Could you copy the records below exactly, leaving out any pictures they include?

····················

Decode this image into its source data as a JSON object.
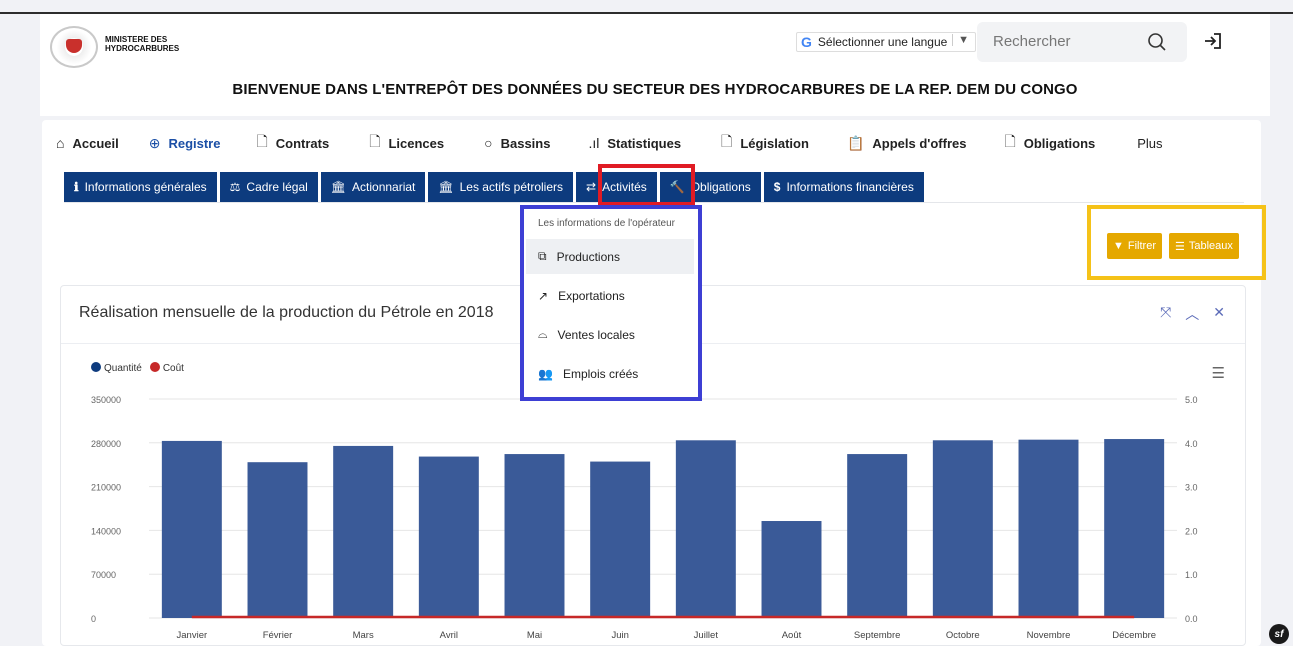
{
  "header": {
    "logo_text_line1": "MINISTERE DES",
    "logo_text_line2": "HYDROCARBURES",
    "language_label": "Sélectionner une langue",
    "search_placeholder": "Rechercher",
    "welcome": "BIENVENUE DANS L'ENTREPÔT DES DONNÉES DU SECTEUR DES HYDROCARBURES DE LA REP. DEM DU CONGO"
  },
  "main_nav": [
    {
      "label": "Accueil",
      "icon": "home-icon"
    },
    {
      "label": "Registre",
      "icon": "globe-icon",
      "active": true
    },
    {
      "label": "Contrats",
      "icon": "file-icon"
    },
    {
      "label": "Licences",
      "icon": "file-icon"
    },
    {
      "label": "Bassins",
      "icon": "circle-icon"
    },
    {
      "label": "Statistiques",
      "icon": "bar-chart-icon"
    },
    {
      "label": "Législation",
      "icon": "file-icon"
    },
    {
      "label": "Appels d'offres",
      "icon": "clipboard-icon"
    },
    {
      "label": "Obligations",
      "icon": "file-icon"
    },
    {
      "label": "Plus",
      "icon": ""
    }
  ],
  "sub_nav": [
    {
      "label": "Informations générales",
      "icon": "info-icon"
    },
    {
      "label": "Cadre légal",
      "icon": "scale-icon"
    },
    {
      "label": "Actionnariat",
      "icon": "bank-icon"
    },
    {
      "label": "Les actifs pétroliers",
      "icon": "bank-icon"
    },
    {
      "label": "Activités",
      "icon": "exchange-icon",
      "active": true
    },
    {
      "label": "Obligations",
      "icon": "gavel-icon"
    },
    {
      "label": "Informations financières",
      "icon": "dollar-icon"
    }
  ],
  "dropdown": {
    "header": "Les informations de l'opérateur",
    "items": [
      {
        "label": "Productions",
        "icon": "cubes-icon"
      },
      {
        "label": "Exportations",
        "icon": "external-link-icon"
      },
      {
        "label": "Ventes locales",
        "icon": "basket-icon"
      },
      {
        "label": "Emplois créés",
        "icon": "users-icon"
      }
    ]
  },
  "buttons": {
    "filter": "Filtrer",
    "tables": "Tableaux"
  },
  "colors": {
    "nav_blue": "#0d3b7e",
    "accent_yellow": "#e5a800",
    "bar_blue": "#3a5a98",
    "line_red": "#c62828"
  },
  "chart_data": {
    "type": "bar",
    "title": "Réalisation mensuelle de la production du Pétrole en 2018",
    "categories": [
      "Janvier",
      "Février",
      "Mars",
      "Avril",
      "Mai",
      "Juin",
      "Juillet",
      "Août",
      "Septembre",
      "Octobre",
      "Novembre",
      "Décembre"
    ],
    "series": [
      {
        "name": "Quantité",
        "type": "bar",
        "axis": "left",
        "color": "#3a5a98",
        "values": [
          283000,
          249000,
          275000,
          258000,
          262000,
          250000,
          284000,
          155000,
          262000,
          284000,
          285000,
          286000
        ]
      },
      {
        "name": "Coût",
        "type": "line",
        "axis": "right",
        "color": "#c62828",
        "values": [
          0,
          0,
          0,
          0,
          0,
          0,
          0,
          0,
          0,
          0,
          0,
          0
        ]
      }
    ],
    "ylim": [
      0,
      350000
    ],
    "yticks": [
      "0",
      "70000",
      "140000",
      "210000",
      "280000",
      "350000"
    ],
    "y2lim": [
      0,
      5
    ],
    "y2ticks": [
      "0.0",
      "1.0",
      "2.0",
      "3.0",
      "4.0",
      "5.0"
    ],
    "legend_position": "top-left",
    "grid": true
  }
}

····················

SOLUTION FOR THIS PROBLEM:
Decode this image into its source data as a JSON object.
{
  "header": {
    "logo_text_line1": "MINISTERE DES",
    "logo_text_line2": "HYDROCARBURES",
    "language_label": "Sélectionner une langue",
    "search_placeholder": "Rechercher",
    "welcome": "BIENVENUE DANS L'ENTREPÔT DES DONNÉES DU SECTEUR DES HYDROCARBURES DE LA REP. DEM DU CONGO"
  },
  "main_nav": [
    {
      "label": "Accueil",
      "icon": "home-icon"
    },
    {
      "label": "Registre",
      "icon": "globe-icon",
      "active": true
    },
    {
      "label": "Contrats",
      "icon": "file-icon"
    },
    {
      "label": "Licences",
      "icon": "file-icon"
    },
    {
      "label": "Bassins",
      "icon": "circle-icon"
    },
    {
      "label": "Statistiques",
      "icon": "bar-chart-icon"
    },
    {
      "label": "Législation",
      "icon": "file-icon"
    },
    {
      "label": "Appels d'offres",
      "icon": "clipboard-icon"
    },
    {
      "label": "Obligations",
      "icon": "file-icon"
    },
    {
      "label": "Plus",
      "icon": ""
    }
  ],
  "sub_nav": [
    {
      "label": "Informations générales",
      "icon": "info-icon"
    },
    {
      "label": "Cadre légal",
      "icon": "scale-icon"
    },
    {
      "label": "Actionnariat",
      "icon": "bank-icon"
    },
    {
      "label": "Les actifs pétroliers",
      "icon": "bank-icon"
    },
    {
      "label": "Activités",
      "icon": "exchange-icon",
      "active": true
    },
    {
      "label": "Obligations",
      "icon": "gavel-icon"
    },
    {
      "label": "Informations financières",
      "icon": "dollar-icon"
    }
  ],
  "dropdown": {
    "header": "Les informations de l'opérateur",
    "items": [
      {
        "label": "Productions",
        "icon": "cubes-icon"
      },
      {
        "label": "Exportations",
        "icon": "external-link-icon"
      },
      {
        "label": "Ventes locales",
        "icon": "basket-icon"
      },
      {
        "label": "Emplois créés",
        "icon": "users-icon"
      }
    ]
  },
  "buttons": {
    "filter": "Filtrer",
    "tables": "Tableaux"
  },
  "colors": {
    "nav_blue": "#0d3b7e",
    "accent_yellow": "#e5a800",
    "bar_blue": "#3a5a98",
    "line_red": "#c62828"
  },
  "chart_data": {
    "type": "bar",
    "title": "Réalisation mensuelle de la production du Pétrole en 2018",
    "categories": [
      "Janvier",
      "Février",
      "Mars",
      "Avril",
      "Mai",
      "Juin",
      "Juillet",
      "Août",
      "Septembre",
      "Octobre",
      "Novembre",
      "Décembre"
    ],
    "series": [
      {
        "name": "Quantité",
        "type": "bar",
        "axis": "left",
        "color": "#3a5a98",
        "values": [
          283000,
          249000,
          275000,
          258000,
          262000,
          250000,
          284000,
          155000,
          262000,
          284000,
          285000,
          286000
        ]
      },
      {
        "name": "Coût",
        "type": "line",
        "axis": "right",
        "color": "#c62828",
        "values": [
          0,
          0,
          0,
          0,
          0,
          0,
          0,
          0,
          0,
          0,
          0,
          0
        ]
      }
    ],
    "ylim": [
      0,
      350000
    ],
    "yticks": [
      "0",
      "70000",
      "140000",
      "210000",
      "280000",
      "350000"
    ],
    "y2lim": [
      0,
      5
    ],
    "y2ticks": [
      "0.0",
      "1.0",
      "2.0",
      "3.0",
      "4.0",
      "5.0"
    ],
    "legend_position": "top-left",
    "grid": true
  }
}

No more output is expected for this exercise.